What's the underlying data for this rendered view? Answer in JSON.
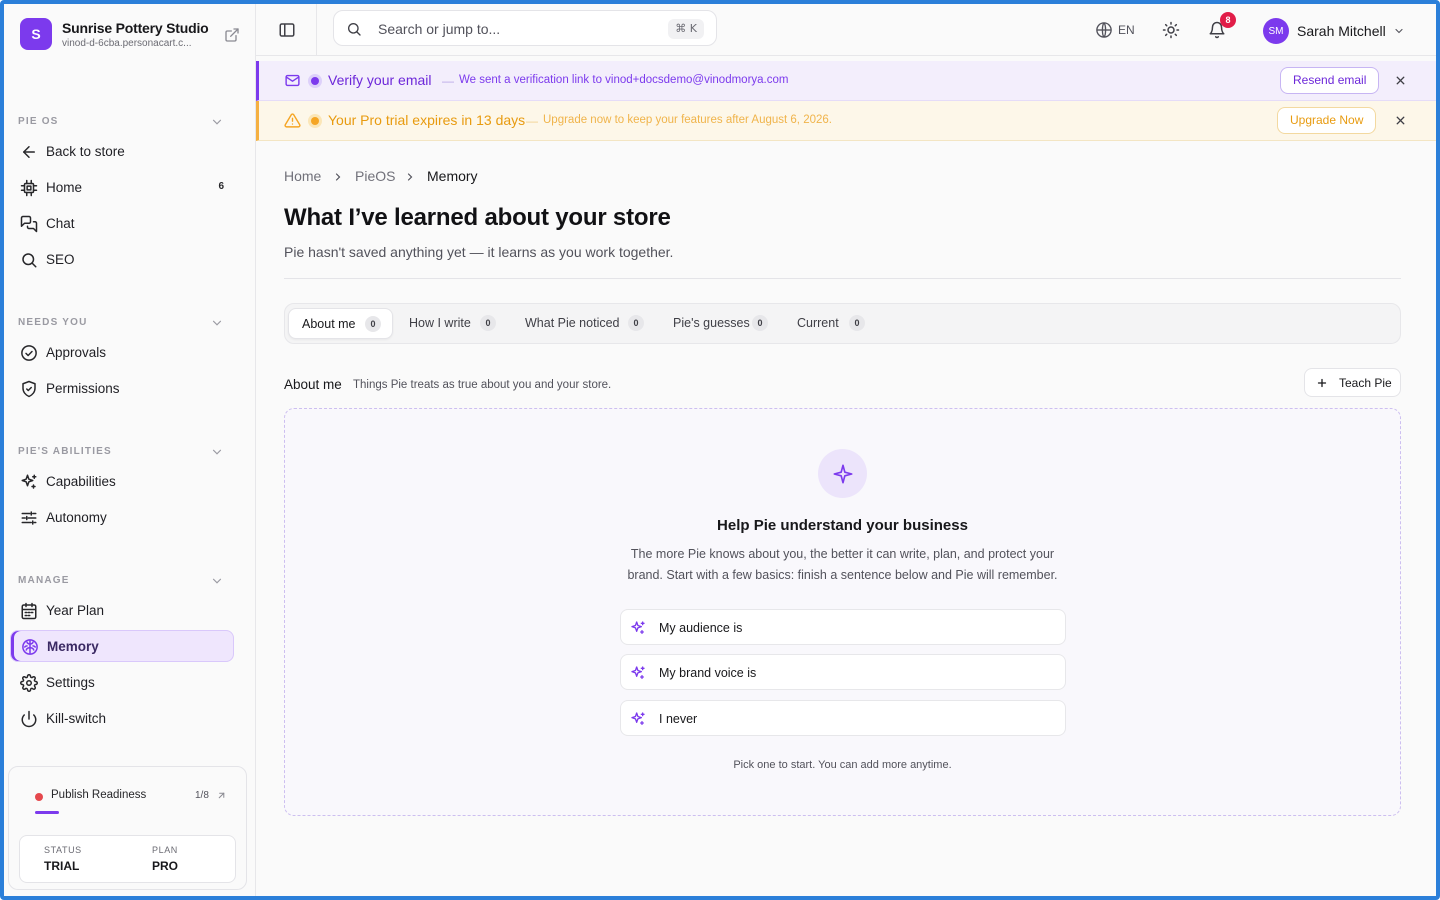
{
  "brand": {
    "logo_letter": "S",
    "name": "Sunrise Pottery Studio",
    "subdomain": "vinod-d-6cba.personacart.c...",
    "logo_color": "#7c3aed"
  },
  "sidebar": {
    "sections": [
      {
        "title": "PIE OS",
        "items": [
          {
            "label": "Back to store",
            "icon": "arrow-left-icon"
          },
          {
            "label": "Home",
            "icon": "chip-icon",
            "count": "6"
          },
          {
            "label": "Chat",
            "icon": "chat-bubbles-icon"
          },
          {
            "label": "SEO",
            "icon": "search-icon"
          }
        ]
      },
      {
        "title": "NEEDS YOU",
        "items": [
          {
            "label": "Approvals",
            "icon": "check-circle-icon"
          },
          {
            "label": "Permissions",
            "icon": "shield-check-icon"
          }
        ]
      },
      {
        "title": "PIE'S ABILITIES",
        "items": [
          {
            "label": "Capabilities",
            "icon": "sparkles-icon"
          },
          {
            "label": "Autonomy",
            "icon": "sliders-icon"
          }
        ]
      },
      {
        "title": "MANAGE",
        "items": [
          {
            "label": "Year Plan",
            "icon": "calendar-icon"
          },
          {
            "label": "Memory",
            "icon": "brain-icon",
            "active": true
          },
          {
            "label": "Settings",
            "icon": "gear-icon"
          },
          {
            "label": "Kill-switch",
            "icon": "power-icon"
          }
        ]
      }
    ],
    "publish": {
      "label": "Publish Readiness",
      "count": "1/8",
      "progress_fraction": 0.125,
      "status_key": "STATUS",
      "status_value": "TRIAL",
      "plan_key": "PLAN",
      "plan_value": "PRO"
    }
  },
  "topbar": {
    "search_placeholder": "Search or jump to...",
    "search_shortcut": "⌘ K",
    "language": "EN",
    "notification_count": "8",
    "user_initials": "SM",
    "user_name": "Sarah Mitchell"
  },
  "banners": {
    "verify": {
      "title": "Verify your email",
      "dash": "—",
      "message": "We sent a verification link to vinod+docsdemo@vinodmorya.com",
      "button": "Resend email",
      "accent": "#7c3aed"
    },
    "trial": {
      "title": "Your Pro trial expires in 13 days",
      "dash": "—",
      "message": "Upgrade now to keep your features after August 6, 2026.",
      "button": "Upgrade Now",
      "accent": "#f5a524"
    }
  },
  "main": {
    "breadcrumb": [
      "Home",
      "PieOS",
      "Memory"
    ],
    "title": "What I’ve learned about your store",
    "subtitle": "Pie hasn't saved anything yet — it learns as you work together.",
    "tabs": [
      {
        "label": "About me",
        "count": "0",
        "active": true
      },
      {
        "label": "How I write",
        "count": "0"
      },
      {
        "label": "What Pie noticed",
        "count": "0"
      },
      {
        "label": "Pie's guesses",
        "count": "0"
      },
      {
        "label": "Current",
        "count": "0"
      }
    ],
    "section": {
      "title": "About me",
      "description": "Things Pie treats as true about you and your store.",
      "teach_button": "Teach Pie"
    },
    "empty_state": {
      "title": "Help Pie understand your business",
      "description": "The more Pie knows about you, the better it can write, plan, and protect your brand. Start with a few basics: finish a sentence below and Pie will remember.",
      "prompts": [
        "My audience is",
        "My brand voice is",
        "I never"
      ],
      "hint": "Pick one to start. You can add more anytime."
    }
  }
}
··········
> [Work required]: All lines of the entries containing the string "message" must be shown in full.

> [Answer to this exercise]:
      "message": "We sent a verification link to vinod+docsdemo@vinodmorya.com",
      "message": "Upgrade now to keep your features after August 6, 2026.",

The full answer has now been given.